[Dataset excerpts]

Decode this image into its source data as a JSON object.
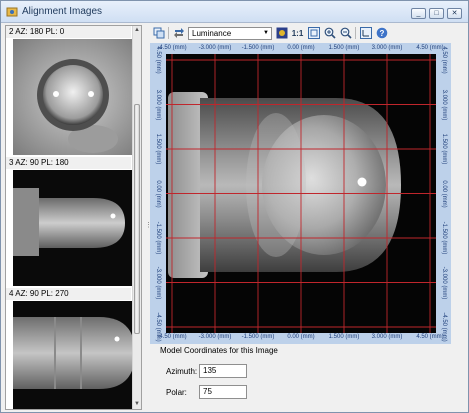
{
  "window": {
    "title": "Alignment Images",
    "min": "_",
    "max": "□",
    "close": "✕"
  },
  "thumbnails": [
    {
      "label": "2 AZ: 180  PL: 0"
    },
    {
      "label": "3 AZ: 90  PL: 180"
    },
    {
      "label": "4 AZ: 90  PL: 270"
    }
  ],
  "toolbar": {
    "mode_value": "Luminance",
    "one_to_one": "1:1",
    "icons": [
      "copy-image-icon",
      "flip-icon",
      "color-map-icon",
      "fit-to-window-icon",
      "zoom-in-icon",
      "zoom-out-icon",
      "coordinates-icon",
      "help-icon"
    ]
  },
  "axes": {
    "x_ticks": [
      "-4.50 (mm)",
      "-3.000 (mm)",
      "-1.500 (mm)",
      "0.00 (mm)",
      "1.500 (mm)",
      "3.000 (mm)",
      "4.50 (mm)"
    ],
    "y_ticks": [
      "4.50 (mm)",
      "3.000 (mm)",
      "1.500 (mm)",
      "0.00 (mm)",
      "-1.500 (mm)",
      "-3.000 (mm)",
      "-4.50 (mm)"
    ]
  },
  "model_coords": {
    "title": "Model Coordinates for this Image",
    "azimuth_label": "Azimuth:",
    "azimuth_value": "135",
    "polar_label": "Polar:",
    "polar_value": "75"
  },
  "colors": {
    "grid": "#c0262c",
    "accent": "#1f3f7a"
  }
}
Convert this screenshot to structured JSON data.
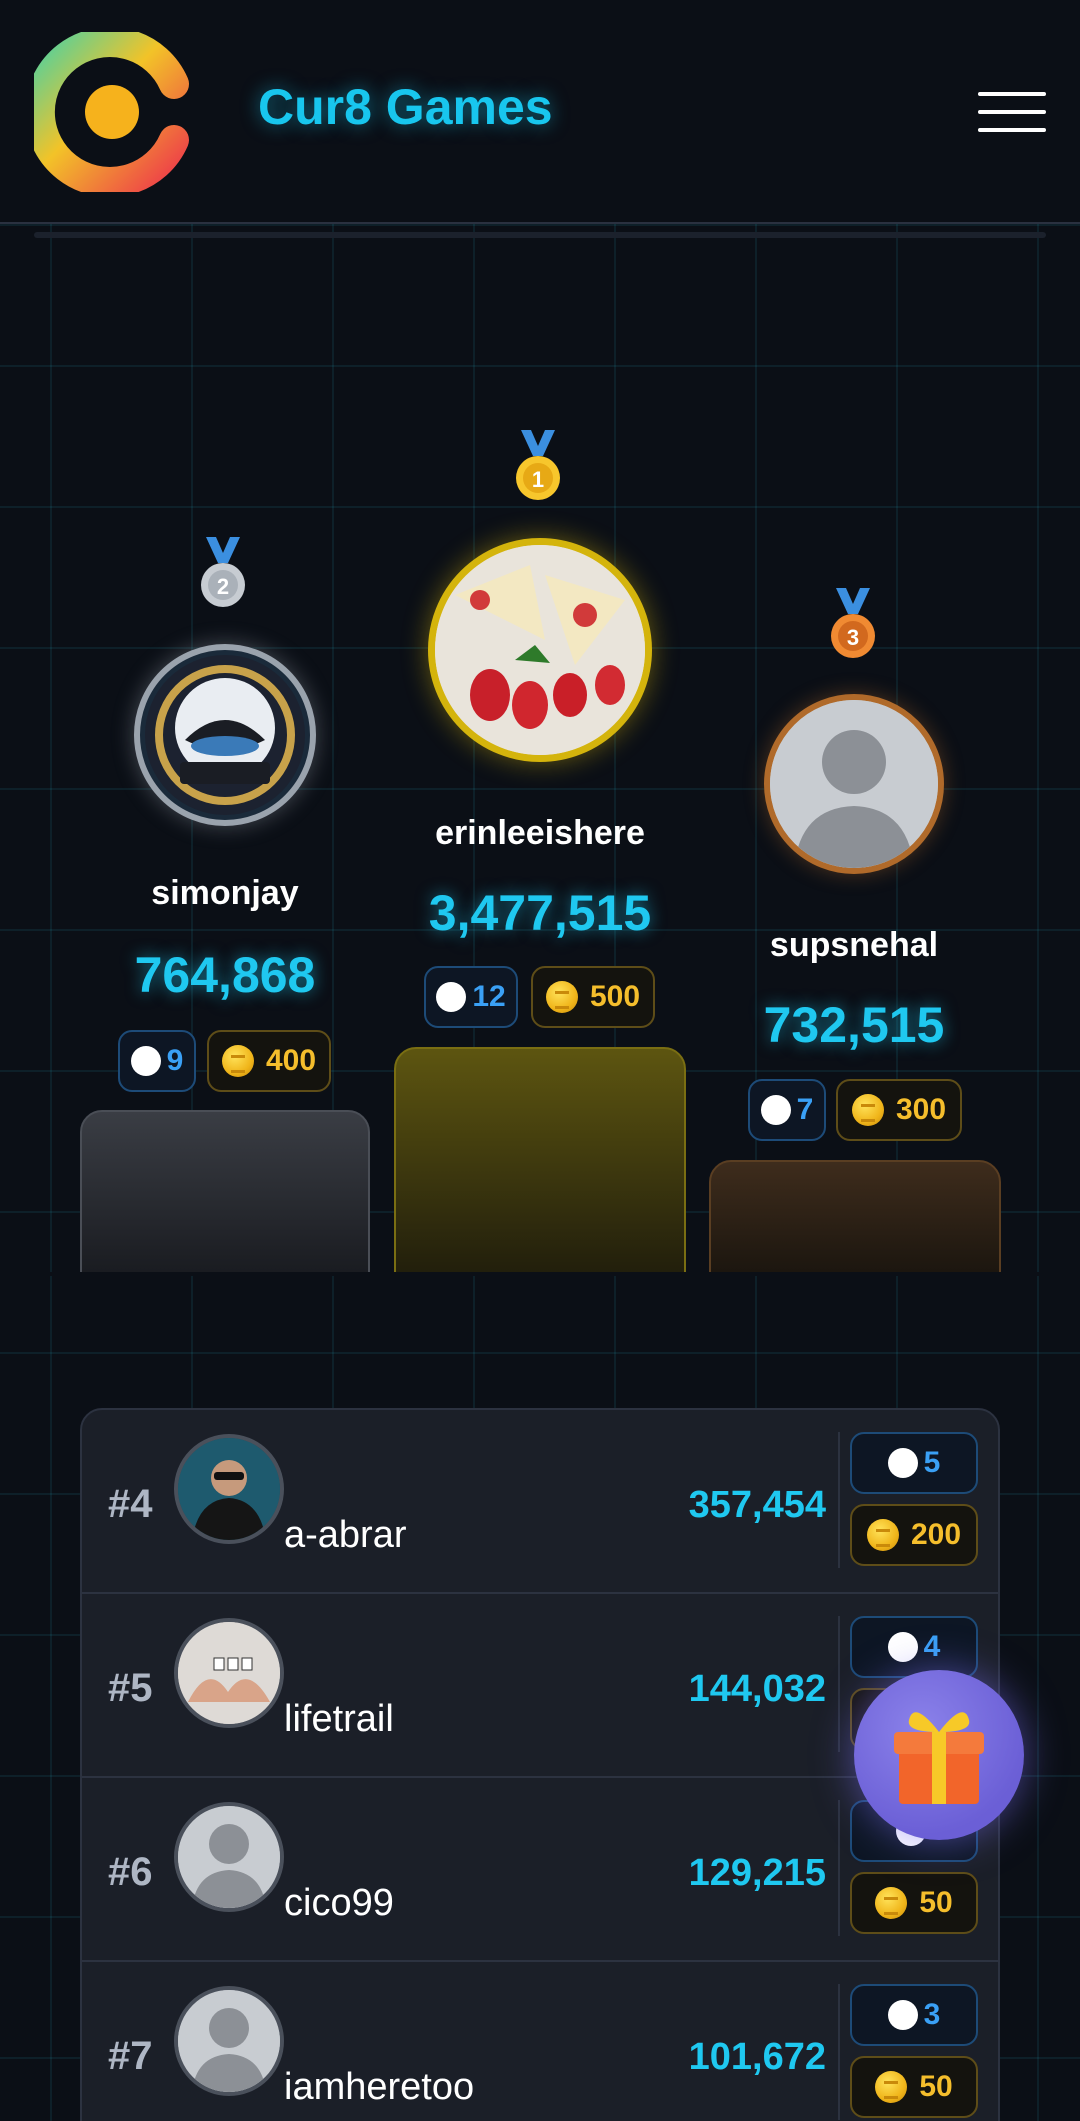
{
  "header": {
    "brand": "Cur8 Games",
    "logo_icon": "cur8-logo-icon",
    "menu_icon": "hamburger-menu-icon"
  },
  "podium": {
    "first": {
      "rank": "1",
      "name": "erinleeishere",
      "score": "3,477,515",
      "steem": "12",
      "coins": "500",
      "color": "#d4b40c"
    },
    "second": {
      "rank": "2",
      "name": "simonjay",
      "score": "764,868",
      "steem": "9",
      "coins": "400",
      "color": "#9aa3ad"
    },
    "third": {
      "rank": "3",
      "name": "supsnehal",
      "score": "732,515",
      "steem": "7",
      "coins": "300",
      "color": "#b06a2a"
    }
  },
  "list": [
    {
      "rank": "#4",
      "name": "a-abrar",
      "score": "357,454",
      "steem": "5",
      "coins": "200"
    },
    {
      "rank": "#5",
      "name": "lifetrail",
      "score": "144,032",
      "steem": "4",
      "coins": ""
    },
    {
      "rank": "#6",
      "name": "cico99",
      "score": "129,215",
      "steem": "",
      "coins": "50"
    },
    {
      "rank": "#7",
      "name": "iamheretoo",
      "score": "101,672",
      "steem": "3",
      "coins": "50"
    }
  ],
  "gift": {
    "icon": "gift-icon"
  },
  "colors": {
    "accent": "#1fc8f0",
    "gold": "#f5be2c",
    "steem": "#3aa0f5",
    "background": "#0b0f16"
  }
}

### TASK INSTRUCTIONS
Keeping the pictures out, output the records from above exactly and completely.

### YOUR RESPONSE
Decode this image into its source data as a JSON object.
{
  "window": {
    "title": "Alignment Images",
    "min": "_",
    "max": "□",
    "close": "✕"
  },
  "thumbnails": [
    {
      "label": "2 AZ: 180  PL: 0"
    },
    {
      "label": "3 AZ: 90  PL: 180"
    },
    {
      "label": "4 AZ: 90  PL: 270"
    }
  ],
  "toolbar": {
    "mode_value": "Luminance",
    "one_to_one": "1:1",
    "icons": [
      "copy-image-icon",
      "flip-icon",
      "color-map-icon",
      "fit-to-window-icon",
      "zoom-in-icon",
      "zoom-out-icon",
      "coordinates-icon",
      "help-icon"
    ]
  },
  "axes": {
    "x_ticks": [
      "-4.50 (mm)",
      "-3.000 (mm)",
      "-1.500 (mm)",
      "0.00 (mm)",
      "1.500 (mm)",
      "3.000 (mm)",
      "4.50 (mm)"
    ],
    "y_ticks": [
      "4.50 (mm)",
      "3.000 (mm)",
      "1.500 (mm)",
      "0.00 (mm)",
      "-1.500 (mm)",
      "-3.000 (mm)",
      "-4.50 (mm)"
    ]
  },
  "model_coords": {
    "title": "Model Coordinates for this Image",
    "azimuth_label": "Azimuth:",
    "azimuth_value": "135",
    "polar_label": "Polar:",
    "polar_value": "75"
  },
  "colors": {
    "grid": "#c0262c",
    "accent": "#1f3f7a"
  }
}
Convert this screenshot to structured JSON data.
{
  "header": {
    "brand": "Cur8 Games",
    "logo_icon": "cur8-logo-icon",
    "menu_icon": "hamburger-menu-icon"
  },
  "podium": {
    "first": {
      "rank": "1",
      "name": "erinleeishere",
      "score": "3,477,515",
      "steem": "12",
      "coins": "500",
      "color": "#d4b40c"
    },
    "second": {
      "rank": "2",
      "name": "simonjay",
      "score": "764,868",
      "steem": "9",
      "coins": "400",
      "color": "#9aa3ad"
    },
    "third": {
      "rank": "3",
      "name": "supsnehal",
      "score": "732,515",
      "steem": "7",
      "coins": "300",
      "color": "#b06a2a"
    }
  },
  "list": [
    {
      "rank": "#4",
      "name": "a-abrar",
      "score": "357,454",
      "steem": "5",
      "coins": "200"
    },
    {
      "rank": "#5",
      "name": "lifetrail",
      "score": "144,032",
      "steem": "4",
      "coins": ""
    },
    {
      "rank": "#6",
      "name": "cico99",
      "score": "129,215",
      "steem": "",
      "coins": "50"
    },
    {
      "rank": "#7",
      "name": "iamheretoo",
      "score": "101,672",
      "steem": "3",
      "coins": "50"
    }
  ],
  "gift": {
    "icon": "gift-icon"
  },
  "colors": {
    "accent": "#1fc8f0",
    "gold": "#f5be2c",
    "steem": "#3aa0f5",
    "background": "#0b0f16"
  }
}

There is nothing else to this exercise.